The Writivism project is a fruit of the labour of so many individuals and organisations. In running the program, CACEAfrica is advised and guided by a six-member Board of Trustees. They are;
Zukiswa Wanner was born in Zambia to a South African father and a Zimbabwean mother. Her debut novel, The Madams, published in November 2006, dealt with racial role reversals in post-apartheid South Africa. Behind Every Successful Man was published in 2008 by Kwela Books. Men of the South was Zukiswa’s third novel and was shortlisted for the Commonwealth Best Book Award for 2010. Her latest book, Maid in SA, is published by Jacana. She is a founding member of the ReadSA initiative, a campaign encouraging South Africa to read South African works. She lives in Nairobi, Kenya.
Chika Unigwe is a Nigerian writer. Her latest novel,Night Dancer, was published in Dutch in 2011 (asNachtdanser) and in English in 2012. She was born in Enugu, Nigeria, and has lived in Turnhout, Belgium, with her husband and four children. She studied from the Catholic University of Leuven, Belgium and the University of Leiden. She won the 2003 BBC Short Story Competition for her story “Borrowed Smile”, a Commonwealth Short Story Award for “Weathered Smiles” and a Flemish literary prize for “De Smaak van Sneeuw”, her first short story written in Dutch. “The Secret”, another of her short pieces, was nominated for the 2004 Caine Prize. She was the recipient of a 2007 Unesco-Aschberg fellowship for creative writing, and of a 2009 Rockefeller Foundation fellowship for creative writing. Her first novel, De Feniks, was published in Dutch by Meulenhoff / Manteau in September 2005; it is the first book of fiction written by a Flemish author of African origin. Her second novel, On Black Sisters’ Street (first released in Dutch under the title Fata Morgana) won the Nigerian Prize for Literature.
Epaphras Chukwuenweniwe Osondu was born in Nigeria. His story “Waiting” won the 2009 Caine Prize for African Writing, for which he had been a finalist in 2007 with his story “Jimmy Carter’s Eyes”. He had previously won the Allen and Nirelle Galso Prize for Fiction and his story “A Letter from Home” was judged one of “The Top Ten Stories on the Internet” in 2006. Osondu’s writing has been published in Agni, Guernica, Vice, Fiction and The Atlantic. His debut collection of short stories,Voice of America, was published in 2010.
Nii Ayikwei Parkes
Nii Ayikwei Parkes is a Ghanaian writer, editor, socio-cultural commentator and performance poet. He holds an MA in Creative Writing from Birkbeck (University of London) and is a 2007 recipient of Ghana’s national ACRAG award for poetry and literary advocacy. Nii’s début novel ‘Tail of the Blue Bird’ was shortlisted for the 2010 Commonwealth Prize and his work has been translated into Italian, French, Chinese, Dutch, German and Arabic. His latest books of poetry are the Michael Marks Award-shortlisted pamphlet, ballast: a remix (2009) and The Makings of You (Peepal Tree Press). He lives in Accra and London.

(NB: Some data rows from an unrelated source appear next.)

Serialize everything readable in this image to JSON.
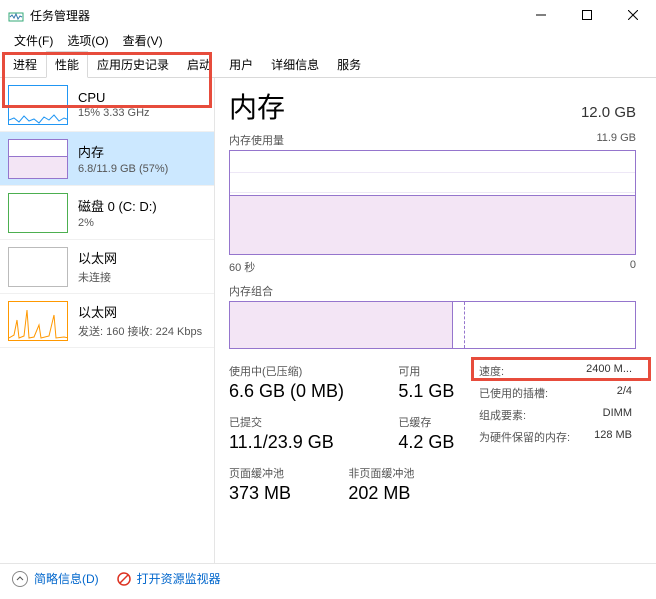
{
  "window": {
    "title": "任务管理器"
  },
  "menu": {
    "file": "文件(F)",
    "file_u": "F",
    "options": "选项(O)",
    "options_u": "O",
    "view": "查看(V)",
    "view_u": "V"
  },
  "tabs": [
    "进程",
    "性能",
    "应用历史记录",
    "启动",
    "用户",
    "详细信息",
    "服务"
  ],
  "active_tab": 1,
  "sidebar": {
    "items": [
      {
        "name": "CPU",
        "detail": "15% 3.33 GHz"
      },
      {
        "name": "内存",
        "detail": "6.8/11.9 GB (57%)"
      },
      {
        "name": "磁盘 0 (C: D:)",
        "detail": "2%"
      },
      {
        "name": "以太网",
        "detail": "未连接"
      },
      {
        "name": "以太网",
        "detail": "发送: 160 接收: 224 Kbps"
      }
    ]
  },
  "main": {
    "title": "内存",
    "total": "12.0 GB",
    "usage_label": "内存使用量",
    "usage_max": "11.9 GB",
    "axis_left": "60 秒",
    "axis_right": "0",
    "composition_label": "内存组合",
    "stats": {
      "in_use_label": "使用中(已压缩)",
      "in_use_value": "6.6 GB (0 MB)",
      "available_label": "可用",
      "available_value": "5.1 GB",
      "committed_label": "已提交",
      "committed_value": "11.1/23.9 GB",
      "cached_label": "已缓存",
      "cached_value": "4.2 GB",
      "paged_label": "页面缓冲池",
      "paged_value": "373 MB",
      "nonpaged_label": "非页面缓冲池",
      "nonpaged_value": "202 MB"
    },
    "specs": {
      "speed_k": "速度:",
      "speed_v": "2400 M...",
      "slots_k": "已使用的插槽:",
      "slots_v": "2/4",
      "form_k": "组成要素:",
      "form_v": "DIMM",
      "reserved_k": "为硬件保留的内存:",
      "reserved_v": "128 MB"
    }
  },
  "footer": {
    "fewer": "简略信息(D)",
    "resmon": "打开资源监视器"
  },
  "chart_data": {
    "type": "area",
    "title": "内存使用量",
    "ylabel": "GB",
    "ylim": [
      0,
      11.9
    ],
    "xlim_seconds": [
      60,
      0
    ],
    "current_used_gb": 6.8,
    "percent": 57,
    "composition": {
      "in_use_gb": 6.6,
      "cached_gb": 4.2,
      "available_gb": 5.1,
      "total_gb": 11.9
    }
  }
}
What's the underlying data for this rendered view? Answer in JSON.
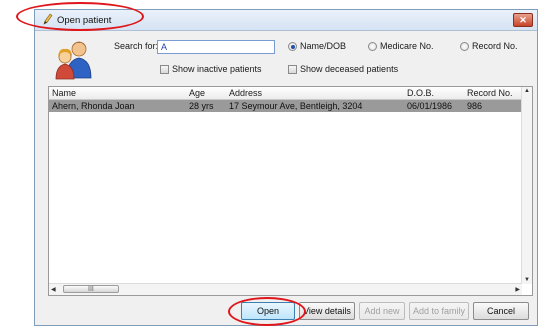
{
  "window": {
    "title": "Open patient",
    "close_glyph": "✕"
  },
  "search": {
    "label": "Search for:",
    "value": "A",
    "options": [
      "Name/DOB",
      "Medicare No.",
      "Record No."
    ],
    "selected": "Name/DOB",
    "show_inactive_label": "Show inactive patients",
    "show_deceased_label": "Show deceased patients"
  },
  "table": {
    "columns": [
      "Name",
      "Age",
      "Address",
      "D.O.B.",
      "Record No."
    ],
    "rows": [
      {
        "name": "Ahern, Rhonda Joan",
        "age": "28 yrs",
        "address": "17 Seymour Ave, Bentleigh, 3204",
        "dob": "06/01/1986",
        "record": "986"
      }
    ],
    "scroll_grip": "III"
  },
  "buttons": {
    "open": "Open",
    "view_details": "View details",
    "add_new": "Add new",
    "add_to_family": "Add to family",
    "cancel": "Cancel"
  },
  "colors": {
    "annotation": "#e0161b",
    "selection": "#9a9a9a",
    "titlebar": "#dbe6f4"
  }
}
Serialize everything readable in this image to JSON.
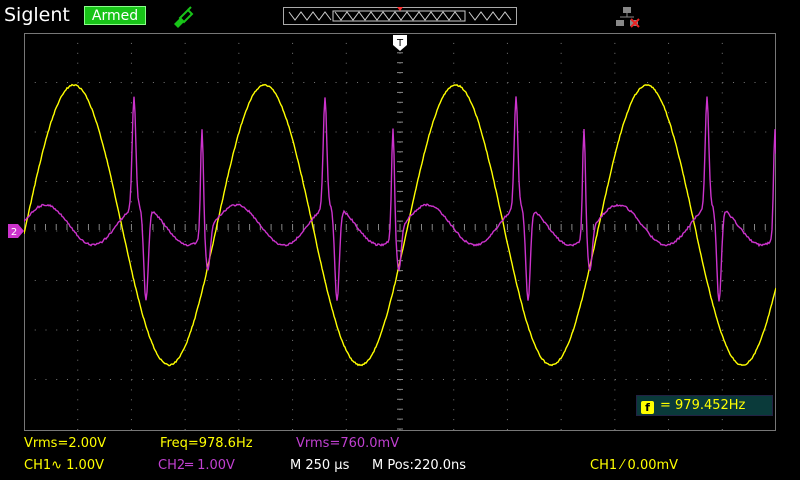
{
  "brand": "Siglent",
  "status": "Armed",
  "icons": {
    "probe": "probe-icon",
    "network": "network-icon",
    "trigger": "trigger-arrow-icon"
  },
  "colors": {
    "ch1": "#ffff00",
    "ch2": "#cc33cc",
    "armed": "#18c418",
    "grid": "#606060"
  },
  "freq_counter": {
    "label": "f",
    "value": "= 979.452Hz"
  },
  "measurements": {
    "ch1_vrms": "Vrms=2.00V",
    "ch1_freq": "Freq=978.6Hz",
    "ch2_vrms": "Vrms=760.0mV"
  },
  "channels": {
    "ch1": "CH1∿ 1.00V",
    "ch2": "CH2═ 1.00V"
  },
  "timebase": "M 250 µs",
  "mpos": "M Pos:220.0ns",
  "trigger": "CH1 ⁄ 0.00mV",
  "markers": {
    "ch2": "2",
    "trigger_top": "T"
  },
  "waveform": {
    "ch1": {
      "frequency_hz": 978.6,
      "amplitude_div": 2.8
    },
    "ch2": {
      "frequency_hz": 978.6
    }
  },
  "grid": {
    "h_div": 14,
    "v_div": 8
  }
}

Lizzy Attree has a PhD from SOAS, University of London on “The Literary Responses to HIV and AIDS from South Africa and Zimbabwe from 1990-2005”. Her collection of interviews with the first African writers to write about HIV and AIDS from Zimbabwe and South Africa was published in 2010 by Cambridge Scholars Publishing, and is entitled Blood on the Page. In 2010 she was a Visiting Lecturer in the English Department at Rhodes University in South Africa and from 2002-2009 she organised literary tours of African writers in the UK funded by Arts Council England such as the Caine Prize 10th Anniversary Tour in 2009. She was appointed Administrator of the Caine Prize for African Writing in 2011, and in 2014, promoted to the position of Director of the Prize.
NoViolet is the author of We Need New Names, published by Little, Brown in the US, and Chatto and Windus in the UK. Names has been shortlisted for the Man Booker Prize and the Guardian First Book awards. Her stories have won the 2011 Caine Prize for African Writing and shortlisted for the J.M. Coetzee – judged 2009 SA PEN Studzinsi Award. She earned her MFA at Cornell University where she was a recipient of the Truman Capote Fellowship, and most recently, a lecturer of English. She is now a Wallace Stegner Fellow at Stanford University. She was born and raised in Zimbabwe.